Created by a team of only three, every developer of Beluxed Defense had to wear many hats, and I was no different. I am the producer and therefore am responsible for keeping our game on schedule. There is also, of course, the other side of the coin which has me in charge of all of the paperwork for Beluxed Defense. This production role of the game also has me responsible for being the salesman of the game. I get to show off our wonderful work to the players as well as give presentations about Beluxed Defense. As well as being the games producer I am also responsible for a significant amount of the code. This includes all of the AI, scripting, and tools programming. I have been able to create robust pathfinding for all of the peasants in Beluxed Defense. In the area of tools I have created the level editor seen below. And, finally, I was responsible for creating all of the scripts as well as the code to handle the scripts for Beluxed Defense.
This ray tracer performs reflection, transmission, attenuation, anti-aliasing, soft shadows, and creates scenes from five basic shapes including boxes, spheres, ellipsoids, polygons, and convex lenses. Some scene files along with screenshots are provided in the zip along with the program. This program is threaded and was written in C++.
You can download the Ray Tracer here. There is a readme that explains the use of the program along with a brief description of how it works.
Planetary Body Simulator
This is a three dimensional gravity simulator programmed in C#. The program simulates a solar system.
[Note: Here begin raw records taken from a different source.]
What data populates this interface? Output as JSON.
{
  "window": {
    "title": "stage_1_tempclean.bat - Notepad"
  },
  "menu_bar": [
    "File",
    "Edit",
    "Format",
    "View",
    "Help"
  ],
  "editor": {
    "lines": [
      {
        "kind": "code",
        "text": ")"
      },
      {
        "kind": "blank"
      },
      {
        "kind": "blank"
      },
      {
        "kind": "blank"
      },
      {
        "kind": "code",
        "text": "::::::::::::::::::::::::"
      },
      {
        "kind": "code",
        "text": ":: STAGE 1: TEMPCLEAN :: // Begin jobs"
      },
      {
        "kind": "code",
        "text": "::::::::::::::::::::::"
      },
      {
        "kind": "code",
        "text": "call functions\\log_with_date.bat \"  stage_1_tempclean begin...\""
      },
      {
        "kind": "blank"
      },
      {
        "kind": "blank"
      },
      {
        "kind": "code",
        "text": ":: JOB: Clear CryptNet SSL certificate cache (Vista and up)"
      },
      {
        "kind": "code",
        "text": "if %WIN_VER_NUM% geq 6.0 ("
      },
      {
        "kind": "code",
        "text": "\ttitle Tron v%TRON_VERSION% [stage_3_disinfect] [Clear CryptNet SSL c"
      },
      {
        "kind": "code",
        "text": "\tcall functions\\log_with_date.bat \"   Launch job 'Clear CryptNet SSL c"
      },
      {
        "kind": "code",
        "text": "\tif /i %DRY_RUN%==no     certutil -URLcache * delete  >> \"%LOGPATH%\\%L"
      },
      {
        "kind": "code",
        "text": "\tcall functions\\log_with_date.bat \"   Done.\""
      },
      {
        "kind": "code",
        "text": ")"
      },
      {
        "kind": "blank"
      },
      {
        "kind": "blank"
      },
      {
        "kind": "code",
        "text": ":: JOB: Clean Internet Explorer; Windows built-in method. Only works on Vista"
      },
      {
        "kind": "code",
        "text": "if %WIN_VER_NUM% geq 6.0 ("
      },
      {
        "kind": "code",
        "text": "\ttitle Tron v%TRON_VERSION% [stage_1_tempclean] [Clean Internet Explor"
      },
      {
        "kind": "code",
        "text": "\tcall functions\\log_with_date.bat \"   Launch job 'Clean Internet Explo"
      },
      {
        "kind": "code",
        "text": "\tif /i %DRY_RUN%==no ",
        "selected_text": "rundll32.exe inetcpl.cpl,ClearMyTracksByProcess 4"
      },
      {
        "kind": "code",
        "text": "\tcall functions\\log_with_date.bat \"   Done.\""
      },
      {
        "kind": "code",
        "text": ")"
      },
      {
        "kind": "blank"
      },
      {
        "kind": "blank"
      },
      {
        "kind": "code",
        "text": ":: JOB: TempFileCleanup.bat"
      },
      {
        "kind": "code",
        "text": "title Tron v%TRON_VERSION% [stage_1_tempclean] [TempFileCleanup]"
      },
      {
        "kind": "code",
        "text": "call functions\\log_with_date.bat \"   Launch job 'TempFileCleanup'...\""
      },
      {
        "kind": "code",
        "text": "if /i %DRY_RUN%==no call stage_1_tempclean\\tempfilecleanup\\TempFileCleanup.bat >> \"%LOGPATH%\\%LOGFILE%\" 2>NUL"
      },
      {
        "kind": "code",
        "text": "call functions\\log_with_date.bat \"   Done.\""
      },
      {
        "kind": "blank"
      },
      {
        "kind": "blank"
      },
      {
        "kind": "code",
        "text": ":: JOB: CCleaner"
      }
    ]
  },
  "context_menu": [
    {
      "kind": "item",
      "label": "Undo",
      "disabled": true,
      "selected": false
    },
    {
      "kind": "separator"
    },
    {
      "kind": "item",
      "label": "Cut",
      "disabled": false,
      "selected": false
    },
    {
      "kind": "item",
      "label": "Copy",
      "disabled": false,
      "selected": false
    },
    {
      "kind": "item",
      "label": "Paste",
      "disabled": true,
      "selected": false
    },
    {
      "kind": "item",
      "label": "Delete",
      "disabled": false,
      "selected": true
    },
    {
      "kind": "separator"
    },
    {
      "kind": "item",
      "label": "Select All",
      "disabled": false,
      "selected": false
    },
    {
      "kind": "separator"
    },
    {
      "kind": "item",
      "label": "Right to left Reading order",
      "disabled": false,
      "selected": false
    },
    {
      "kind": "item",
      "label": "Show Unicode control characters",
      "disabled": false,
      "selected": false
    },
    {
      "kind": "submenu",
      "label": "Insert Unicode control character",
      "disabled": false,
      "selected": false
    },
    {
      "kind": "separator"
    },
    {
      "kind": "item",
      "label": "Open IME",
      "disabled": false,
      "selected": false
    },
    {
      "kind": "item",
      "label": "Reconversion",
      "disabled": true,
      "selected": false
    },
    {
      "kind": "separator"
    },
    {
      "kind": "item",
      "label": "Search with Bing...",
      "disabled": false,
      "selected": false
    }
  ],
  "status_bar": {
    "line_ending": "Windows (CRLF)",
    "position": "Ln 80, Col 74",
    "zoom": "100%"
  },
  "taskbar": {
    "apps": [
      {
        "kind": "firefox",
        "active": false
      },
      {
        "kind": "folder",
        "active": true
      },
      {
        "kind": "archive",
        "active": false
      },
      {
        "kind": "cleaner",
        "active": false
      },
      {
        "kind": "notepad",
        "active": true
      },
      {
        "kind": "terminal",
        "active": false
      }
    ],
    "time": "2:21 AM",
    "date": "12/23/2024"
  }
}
The user is free to create a system of planetary bodies. Pressing the left most button on the toolbar brings up the dialog box to create your planetary body. You simply enter the properties you want it to have, press OK and it is then at your cursor. A simple left click places it where ever you desire. It is incredibly easy to create these systems, but very difficult to create stable ones without pre-calculating what and where you will place things. You can also choose between three different integrators during run time; which are Euler, Euler-Kromer, and RK4.
You can download the gravity simulator along with the source code here. There is a readme that explains all of the controls in the .zip
Heiarchical Communication among AI Controlled Agents
This is an AI demo that I created with a fellow student, Erik Osaben, for a final project in our AI class CS380. It deals with hierarchies of command and the communication between them. There are three levels of command in this program. Top top-most is the commander, then the Squad Leader, and the private. As in the real world the lower levels of the hierarchy pass important information upward, while commands come downward. This project was built using the State Machine written by Steve Rabin of Nintendo.
You can download the source code here. There is an error when you close the program, however due to the very restrictive schedule, we were unable track this bug down or to do as much bug testing and polishing as we would have liked.
Bezier Curve Illustrator
This is a small application done in approximately a week which draws a bezier curve based on the points the user enters. It was written entirely in C++. There are two separate algorithms that can be selected. The first being de Boors and the second being de Casteljau nested linear interpolation.
Beluxed Defense Level Editor
This is the level editor for Beluxed Defense. It was my first C# app. The user uses the mouse to select any section of terrain and can thusly create any level they want. You must also use the mouse to set the placement of the castle and the spawn locations of the peasants. You will soon be able to also place environmental objects such as trees in the next iteration of the level editor.